§ **Work instruction**: Under no circumstances alter the records; copy each one exactly.

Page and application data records
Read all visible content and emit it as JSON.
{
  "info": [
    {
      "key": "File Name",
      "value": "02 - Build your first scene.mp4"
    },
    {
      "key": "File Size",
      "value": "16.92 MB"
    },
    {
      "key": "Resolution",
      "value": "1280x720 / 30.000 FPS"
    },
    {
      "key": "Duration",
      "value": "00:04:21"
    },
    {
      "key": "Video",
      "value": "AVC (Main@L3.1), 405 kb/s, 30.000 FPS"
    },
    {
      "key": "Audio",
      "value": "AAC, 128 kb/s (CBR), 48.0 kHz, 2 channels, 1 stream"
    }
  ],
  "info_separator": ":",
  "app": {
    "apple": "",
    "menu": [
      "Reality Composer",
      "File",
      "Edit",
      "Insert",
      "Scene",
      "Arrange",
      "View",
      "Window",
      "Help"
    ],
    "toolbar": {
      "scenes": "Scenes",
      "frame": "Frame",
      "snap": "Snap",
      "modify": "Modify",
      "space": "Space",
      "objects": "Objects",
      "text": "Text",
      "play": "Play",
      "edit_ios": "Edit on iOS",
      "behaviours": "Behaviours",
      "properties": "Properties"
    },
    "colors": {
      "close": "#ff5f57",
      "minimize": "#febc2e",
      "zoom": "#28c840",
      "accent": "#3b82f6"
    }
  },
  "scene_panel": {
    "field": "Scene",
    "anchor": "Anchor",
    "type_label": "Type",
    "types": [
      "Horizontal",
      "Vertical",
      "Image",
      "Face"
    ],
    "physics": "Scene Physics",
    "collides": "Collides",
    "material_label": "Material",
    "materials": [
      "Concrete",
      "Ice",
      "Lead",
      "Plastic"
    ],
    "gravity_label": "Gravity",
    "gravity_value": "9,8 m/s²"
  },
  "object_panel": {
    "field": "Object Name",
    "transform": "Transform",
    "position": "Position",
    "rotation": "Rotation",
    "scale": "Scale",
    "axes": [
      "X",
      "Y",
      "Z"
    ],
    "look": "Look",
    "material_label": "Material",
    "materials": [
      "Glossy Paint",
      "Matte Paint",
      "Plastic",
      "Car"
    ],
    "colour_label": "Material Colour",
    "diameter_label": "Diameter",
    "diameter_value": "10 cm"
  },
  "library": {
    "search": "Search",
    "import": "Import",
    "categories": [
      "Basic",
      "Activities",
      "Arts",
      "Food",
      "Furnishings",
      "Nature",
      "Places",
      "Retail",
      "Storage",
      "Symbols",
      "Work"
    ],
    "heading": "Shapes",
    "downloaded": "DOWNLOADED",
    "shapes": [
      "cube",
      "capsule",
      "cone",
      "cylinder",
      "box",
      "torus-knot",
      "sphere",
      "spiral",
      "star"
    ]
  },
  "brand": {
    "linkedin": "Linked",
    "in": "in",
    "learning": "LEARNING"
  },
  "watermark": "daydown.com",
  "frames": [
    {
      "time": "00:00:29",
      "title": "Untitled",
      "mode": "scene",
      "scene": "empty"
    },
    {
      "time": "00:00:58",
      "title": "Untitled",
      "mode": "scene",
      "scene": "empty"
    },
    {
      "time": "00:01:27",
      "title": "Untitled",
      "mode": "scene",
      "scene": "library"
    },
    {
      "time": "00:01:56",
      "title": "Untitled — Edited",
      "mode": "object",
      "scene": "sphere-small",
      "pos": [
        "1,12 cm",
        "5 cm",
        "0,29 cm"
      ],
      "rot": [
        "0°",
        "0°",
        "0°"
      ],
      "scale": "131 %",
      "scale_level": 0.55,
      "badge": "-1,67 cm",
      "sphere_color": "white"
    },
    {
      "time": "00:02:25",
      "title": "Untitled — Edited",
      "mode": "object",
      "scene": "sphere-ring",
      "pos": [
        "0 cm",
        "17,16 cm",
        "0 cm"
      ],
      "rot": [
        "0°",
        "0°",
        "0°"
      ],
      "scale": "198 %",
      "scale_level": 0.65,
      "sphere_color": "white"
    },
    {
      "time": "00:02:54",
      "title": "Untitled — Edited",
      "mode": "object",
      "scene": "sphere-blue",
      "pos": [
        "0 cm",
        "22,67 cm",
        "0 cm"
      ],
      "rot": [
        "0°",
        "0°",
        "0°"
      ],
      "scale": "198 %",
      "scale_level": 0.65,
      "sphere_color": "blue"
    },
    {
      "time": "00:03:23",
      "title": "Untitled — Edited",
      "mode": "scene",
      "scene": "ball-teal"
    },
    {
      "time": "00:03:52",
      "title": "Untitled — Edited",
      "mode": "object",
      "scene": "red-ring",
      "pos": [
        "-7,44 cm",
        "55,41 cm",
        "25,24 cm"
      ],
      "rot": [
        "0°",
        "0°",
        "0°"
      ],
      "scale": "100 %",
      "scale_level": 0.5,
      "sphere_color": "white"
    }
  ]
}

§ **Solution to the exercise**:
Read all visible content and emit it as JSON.
{
  "info": [
    {
      "key": "File Name",
      "value": "02 - Build your first scene.mp4"
    },
    {
      "key": "File Size",
      "value": "16.92 MB"
    },
    {
      "key": "Resolution",
      "value": "1280x720 / 30.000 FPS"
    },
    {
      "key": "Duration",
      "value": "00:04:21"
    },
    {
      "key": "Video",
      "value": "AVC (Main@L3.1), 405 kb/s, 30.000 FPS"
    },
    {
      "key": "Audio",
      "value": "AAC, 128 kb/s (CBR), 48.0 kHz, 2 channels, 1 stream"
    }
  ],
  "info_separator": ":",
  "app": {
    "apple": "",
    "menu": [
      "Reality Composer",
      "File",
      "Edit",
      "Insert",
      "Scene",
      "Arrange",
      "View",
      "Window",
      "Help"
    ],
    "toolbar": {
      "scenes": "Scenes",
      "frame": "Frame",
      "snap": "Snap",
      "modify": "Modify",
      "space": "Space",
      "objects": "Objects",
      "text": "Text",
      "play": "Play",
      "edit_ios": "Edit on iOS",
      "behaviours": "Behaviours",
      "properties": "Properties"
    },
    "colors": {
      "close": "#ff5f57",
      "minimize": "#febc2e",
      "zoom": "#28c840",
      "accent": "#3b82f6"
    }
  },
  "scene_panel": {
    "field": "Scene",
    "anchor": "Anchor",
    "type_label": "Type",
    "types": [
      "Horizontal",
      "Vertical",
      "Image",
      "Face"
    ],
    "physics": "Scene Physics",
    "collides": "Collides",
    "material_label": "Material",
    "materials": [
      "Concrete",
      "Ice",
      "Lead",
      "Plastic"
    ],
    "gravity_label": "Gravity",
    "gravity_value": "9,8 m/s²"
  },
  "object_panel": {
    "field": "Object Name",
    "transform": "Transform",
    "position": "Position",
    "rotation": "Rotation",
    "scale": "Scale",
    "axes": [
      "X",
      "Y",
      "Z"
    ],
    "look": "Look",
    "material_label": "Material",
    "materials": [
      "Glossy Paint",
      "Matte Paint",
      "Plastic",
      "Car"
    ],
    "colour_label": "Material Colour",
    "diameter_label": "Diameter",
    "diameter_value": "10 cm"
  },
  "library": {
    "search": "Search",
    "import": "Import",
    "categories": [
      "Basic",
      "Activities",
      "Arts",
      "Food",
      "Furnishings",
      "Nature",
      "Places",
      "Retail",
      "Storage",
      "Symbols",
      "Work"
    ],
    "heading": "Shapes",
    "downloaded": "DOWNLOADED",
    "shapes": [
      "cube",
      "capsule",
      "cone",
      "cylinder",
      "box",
      "torus-knot",
      "sphere",
      "spiral",
      "star"
    ]
  },
  "brand": {
    "linkedin": "Linked",
    "in": "in",
    "learning": "LEARNING"
  },
  "watermark": "daydown.com",
  "frames": [
    {
      "time": "00:00:29",
      "title": "Untitled",
      "mode": "scene",
      "scene": "empty"
    },
    {
      "time": "00:00:58",
      "title": "Untitled",
      "mode": "scene",
      "scene": "empty"
    },
    {
      "time": "00:01:27",
      "title": "Untitled",
      "mode": "scene",
      "scene": "library"
    },
    {
      "time": "00:01:56",
      "title": "Untitled — Edited",
      "mode": "object",
      "scene": "sphere-small",
      "pos": [
        "1,12 cm",
        "5 cm",
        "0,29 cm"
      ],
      "rot": [
        "0°",
        "0°",
        "0°"
      ],
      "scale": "131 %",
      "scale_level": 0.55,
      "badge": "-1,67 cm",
      "sphere_color": "white"
    },
    {
      "time": "00:02:25",
      "title": "Untitled — Edited",
      "mode": "object",
      "scene": "sphere-ring",
      "pos": [
        "0 cm",
        "17,16 cm",
        "0 cm"
      ],
      "rot": [
        "0°",
        "0°",
        "0°"
      ],
      "scale": "198 %",
      "scale_level": 0.65,
      "sphere_color": "white"
    },
    {
      "time": "00:02:54",
      "title": "Untitled — Edited",
      "mode": "object",
      "scene": "sphere-blue",
      "pos": [
        "0 cm",
        "22,67 cm",
        "0 cm"
      ],
      "rot": [
        "0°",
        "0°",
        "0°"
      ],
      "scale": "198 %",
      "scale_level": 0.65,
      "sphere_color": "blue"
    },
    {
      "time": "00:03:23",
      "title": "Untitled — Edited",
      "mode": "scene",
      "scene": "ball-teal"
    },
    {
      "time": "00:03:52",
      "title": "Untitled — Edited",
      "mode": "object",
      "scene": "red-ring",
      "pos": [
        "-7,44 cm",
        "55,41 cm",
        "25,24 cm"
      ],
      "rot": [
        "0°",
        "0°",
        "0°"
      ],
      "scale": "100 %",
      "scale_level": 0.5,
      "sphere_color": "white"
    }
  ]
}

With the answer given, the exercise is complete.